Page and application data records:
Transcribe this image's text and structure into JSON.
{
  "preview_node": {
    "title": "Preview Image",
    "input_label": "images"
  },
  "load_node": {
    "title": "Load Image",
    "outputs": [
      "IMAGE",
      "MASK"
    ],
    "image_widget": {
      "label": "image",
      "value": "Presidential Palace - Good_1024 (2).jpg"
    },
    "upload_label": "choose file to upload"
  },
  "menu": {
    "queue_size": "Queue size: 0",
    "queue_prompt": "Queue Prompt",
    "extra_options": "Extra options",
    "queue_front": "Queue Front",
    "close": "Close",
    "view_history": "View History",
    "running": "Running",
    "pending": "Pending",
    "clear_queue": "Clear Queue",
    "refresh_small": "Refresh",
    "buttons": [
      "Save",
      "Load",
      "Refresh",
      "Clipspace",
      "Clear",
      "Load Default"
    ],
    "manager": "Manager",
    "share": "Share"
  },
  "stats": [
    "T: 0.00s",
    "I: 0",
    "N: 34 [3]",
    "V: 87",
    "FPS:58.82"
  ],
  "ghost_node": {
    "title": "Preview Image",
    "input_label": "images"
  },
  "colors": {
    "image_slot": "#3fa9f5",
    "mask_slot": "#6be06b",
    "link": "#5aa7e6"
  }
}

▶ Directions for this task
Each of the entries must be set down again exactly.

▶ Solved exercise
Transcribe this image's text and structure into JSON.
{
  "preview_node": {
    "title": "Preview Image",
    "input_label": "images"
  },
  "load_node": {
    "title": "Load Image",
    "outputs": [
      "IMAGE",
      "MASK"
    ],
    "image_widget": {
      "label": "image",
      "value": "Presidential Palace - Good_1024 (2).jpg"
    },
    "upload_label": "choose file to upload"
  },
  "menu": {
    "queue_size": "Queue size: 0",
    "queue_prompt": "Queue Prompt",
    "extra_options": "Extra options",
    "queue_front": "Queue Front",
    "close": "Close",
    "view_history": "View History",
    "running": "Running",
    "pending": "Pending",
    "clear_queue": "Clear Queue",
    "refresh_small": "Refresh",
    "buttons": [
      "Save",
      "Load",
      "Refresh",
      "Clipspace",
      "Clear",
      "Load Default"
    ],
    "manager": "Manager",
    "share": "Share"
  },
  "stats": [
    "T: 0.00s",
    "I: 0",
    "N: 34 [3]",
    "V: 87",
    "FPS:58.82"
  ],
  "ghost_node": {
    "title": "Preview Image",
    "input_label": "images"
  },
  "colors": {
    "image_slot": "#3fa9f5",
    "mask_slot": "#6be06b",
    "link": "#5aa7e6"
  }
}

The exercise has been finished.